A couple of weeks ago, I talked with a friend who had just left a job that paid well and had great benefits, at a company he really loved. I asked if he was comfortable talking about why he’d made the decision, and I discovered the real reason he left: He felt he’d been repeatedly overlooked for a promotion.
During our conversation, I took some notes—and I realized that a few key moves on his part could have made a big difference in his experience. With his permission, I thought I’d share them with you…
Read the full article here: https://www.invisionapp.com/blog/how-to-get-promoted/
So there are all kinds of manager vs. boss vs. person-in-charge-who-you-hate posts kicking around. They define the difference between the various types, talk about their flaws and positive traits etc.
I’m going to skip all of that since it’s been hashed out a billion times, and bring a powerful leader that is often overlooked to your attention instead. A few of the initial traits I describe are going to sound familiar, but the last one is what really defines this type of leadership style.
This is the secret sauce I was talking about.
I say they do it magically because it seriously SEEMS magical. I’ve had the opportunity to work for several people in my life who had this skill set, and it’s mind blowing to watch.
At my previous startup, we had a VP named Patti DiSanto and another VP named Jason Coudriet with this power, and I SWEAR they could walk into the middle of a riot and their mere presence would make everyone immediately calm down.
They’d ask the people to hug, and they’d do it. Then the people on both sides would offer them their first born children and left kidneys as a token of their thanks. (I work with incredible leaders with the same skill set now, but I won’t embarrass them by mentioning names.) 😉
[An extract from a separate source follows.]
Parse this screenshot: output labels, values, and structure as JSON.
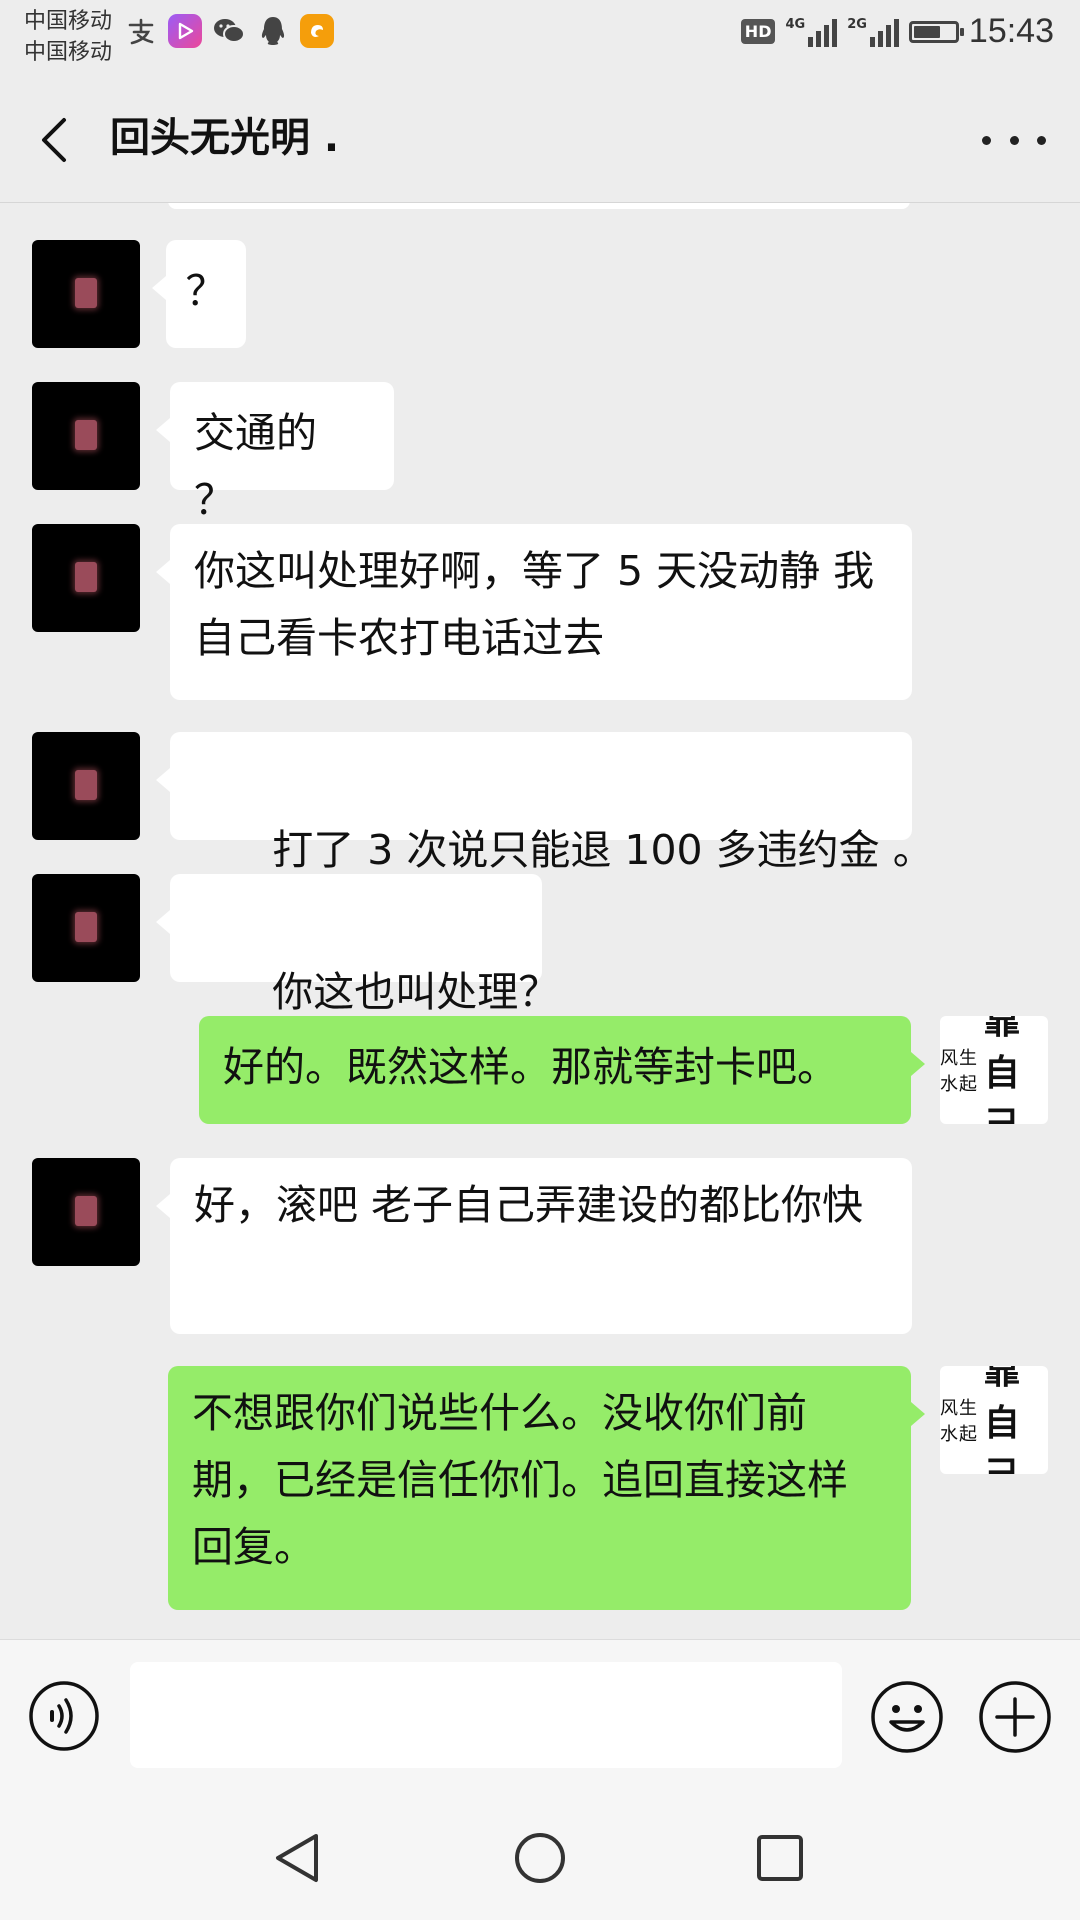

This skill-set isn’t just an “HR rep” thing. Putting people with this level of empathetic skill in the position to lead a team and impact business decisions is a benefit to your culture, to every employee who ever has the opportunity to work for and learn business practice from them, AND your to bottom line. These folks are an absolute POWERHOUSE when it comes to building strong client relationships that last. ($$$)
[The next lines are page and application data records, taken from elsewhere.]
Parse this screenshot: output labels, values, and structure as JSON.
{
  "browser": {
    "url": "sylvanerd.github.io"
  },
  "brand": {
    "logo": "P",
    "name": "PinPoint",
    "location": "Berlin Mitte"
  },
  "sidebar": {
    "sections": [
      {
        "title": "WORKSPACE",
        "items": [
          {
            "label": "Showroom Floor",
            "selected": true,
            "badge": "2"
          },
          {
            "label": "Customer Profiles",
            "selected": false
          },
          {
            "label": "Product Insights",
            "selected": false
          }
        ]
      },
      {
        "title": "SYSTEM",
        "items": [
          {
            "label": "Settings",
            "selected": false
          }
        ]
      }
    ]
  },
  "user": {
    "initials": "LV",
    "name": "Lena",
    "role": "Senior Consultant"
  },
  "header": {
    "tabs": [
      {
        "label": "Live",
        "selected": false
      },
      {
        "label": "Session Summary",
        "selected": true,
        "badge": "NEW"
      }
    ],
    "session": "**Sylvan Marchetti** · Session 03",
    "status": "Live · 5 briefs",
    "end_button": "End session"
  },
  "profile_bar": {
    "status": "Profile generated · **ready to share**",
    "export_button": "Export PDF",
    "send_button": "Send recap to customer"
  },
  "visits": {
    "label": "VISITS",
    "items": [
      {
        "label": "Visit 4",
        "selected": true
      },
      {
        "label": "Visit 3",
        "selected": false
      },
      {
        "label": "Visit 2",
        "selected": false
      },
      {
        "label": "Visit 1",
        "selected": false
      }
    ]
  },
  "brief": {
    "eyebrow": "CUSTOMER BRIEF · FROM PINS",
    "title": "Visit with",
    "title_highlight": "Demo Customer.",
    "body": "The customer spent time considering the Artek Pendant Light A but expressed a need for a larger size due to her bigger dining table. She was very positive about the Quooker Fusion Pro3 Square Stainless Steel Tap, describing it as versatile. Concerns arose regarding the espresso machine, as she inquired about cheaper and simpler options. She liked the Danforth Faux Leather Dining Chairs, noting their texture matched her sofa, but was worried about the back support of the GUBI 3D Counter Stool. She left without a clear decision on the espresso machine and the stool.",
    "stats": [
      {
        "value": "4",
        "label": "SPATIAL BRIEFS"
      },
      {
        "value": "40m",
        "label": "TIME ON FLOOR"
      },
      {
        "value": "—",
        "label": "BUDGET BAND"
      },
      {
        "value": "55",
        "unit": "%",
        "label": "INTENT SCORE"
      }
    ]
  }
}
You typically can’t identify these people with a resume, “Magical conflict resolving/make clients love us skills” isn’t a common resume bullet point, but when you meet or interview one, you’ll know immediately.
Often times, the person doesn’t even realize how powerful their skill-set could be in a business environment.
If you immediately thought of someone you know when you read this post, encourage them to pursue a position in leadership if they have any interest in it—they have the potential to make a huge, positive impact.
Companies (ESPECIALLY startups) need more of this form of leadership to survive and flourish.
I really don’t think it’s any coincidence that my last 2 back to back startups have gone on to be extremely successful. Both companies had a variety of powerhouse leadership styles including this one in the mix.
Without this person in a startup leadership team, when you hit the rapid growth stage and everyone starts to freak out, panic, and turn on one another due to stress, you’re dealing with sheer mayhem that can topple an entire company.
I’m not trying to say that hiring someone with this skill-set is the only thing you need to make your startup succeed, but hiring them WILL get you to the finish line with less permanent business & interdepartmental relationship casualties than you would have incurred otherwise.
Picking the right combination of inspiring, powerful Senior Leadership team members is key to any business’s success—make your choices wisely.
I have absolutely no idea how morning people function in life. Have you always been morning people? Is it a kids vs. no kids thing? Do you go to bed the same time each night at 6pm? Do you stop using screens early in the evening? Is there an eating/drinking cutoff point? When do you typically feel most creative? Can morning people be made or is it just part of who you are? Have any of you successfully converted from night to morning people?
I’m mystified and would love to learn more. Pop a comment below if you’re comfortable sharing your morning person tips!